A road to Pixel hardware?
Google will likely attempt to develop AR/VR hardware again at some point in the future. Clay Bavor has relocated the focus of the Daydream team to Google Labs, where they are working on more experimental projects like as Project Starline (and those research-based assistive AR glasses).
It appears quite likely that Google’s future XR hardware will be manufactured by Samsung, similar to how smartwatches were manufactured before the Pixel Watch. The Galaxy Watch 4 was the first device to utilize Wear OS 3, followed by Google’s Pixel Watch with Fitbit integration over a year later.
The complexity of AR and VR headsets is substantially higher. Perhaps Google delays the release of a Pixel device. Perhaps, as both Google’s Lockheimer and Qualcomm’s Amon seems to imply, there will be a number of forms and options, including those that are not even headsets. Remember that Google’s concept of “ambient computing” incorporates immersive technology from all angles, including non-wearable items.

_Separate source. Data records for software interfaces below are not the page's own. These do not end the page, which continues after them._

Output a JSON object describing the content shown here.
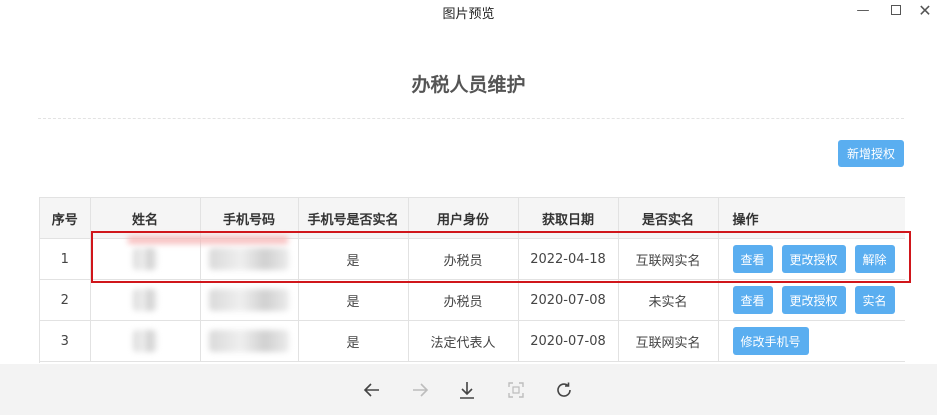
{
  "window": {
    "title": "图片预览",
    "controls": [
      "minimize-icon",
      "maximize-icon",
      "close-icon"
    ]
  },
  "page": {
    "heading": "办税人员维护",
    "add_button": "新增授权"
  },
  "table": {
    "headers": [
      "序号",
      "姓名",
      "手机号码",
      "手机号是否实名",
      "用户身份",
      "获取日期",
      "是否实名",
      "操作"
    ],
    "rows": [
      {
        "index": "1",
        "name": "",
        "phone": "",
        "phone_verified": "是",
        "role": "办税员",
        "date": "2022-04-18",
        "real_name": "互联网实名",
        "actions": [
          "查看",
          "更改授权",
          "解除"
        ]
      },
      {
        "index": "2",
        "name": "",
        "phone": "",
        "phone_verified": "是",
        "role": "办税员",
        "date": "2020-07-08",
        "real_name": "未实名",
        "actions": [
          "查看",
          "更改授权",
          "实名"
        ]
      },
      {
        "index": "3",
        "name": "",
        "phone": "",
        "phone_verified": "是",
        "role": "法定代表人",
        "date": "2020-07-08",
        "real_name": "互联网实名",
        "actions": [
          "修改手机号"
        ]
      }
    ]
  },
  "viewer_toolbar": {
    "icons": [
      "arrow-left-icon",
      "arrow-right-icon",
      "download-icon",
      "fit-screen-icon",
      "rotate-icon"
    ],
    "disabled": [
      "arrow-right-icon",
      "fit-screen-icon"
    ]
  },
  "colors": {
    "button": "#5aaef0",
    "highlight_border": "#d0161b",
    "header_bg": "#f5f5f5"
  }
}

What year will this emerge?
This is the difficult question. It appears likely that Google will go deeper into this relationship during its I/O developer conference, which is typically held in May, just before Apple discusses its VR headset at WWDC. We have not yet seen any evidence of genuine hardware. It’s not inconceivable that a standalone VR headgear in the vein of the Meta Quest may become a reality sooner rather than later, but it would be a great shock if anything appeared in 2023.
When Samsung and Google announced their Wear OS 3 cooperation in 2021, they included a teaser image of the watch and a pledge to provide hardware by the end of the year. This has not been stated or demonstrated at this moment, and 2024 appears to be the earliest plausible launch date.
Moreover, 2023 appears to be a challenging year for the XR industry as a whole. While an abundance of VR hardware is forthcoming, it is uncertain who will be able to buy it. The wisest course of action for Samsung and Google may be to wait out this congested year and figure out how to produce improved, potentially more affordable technology in 2024.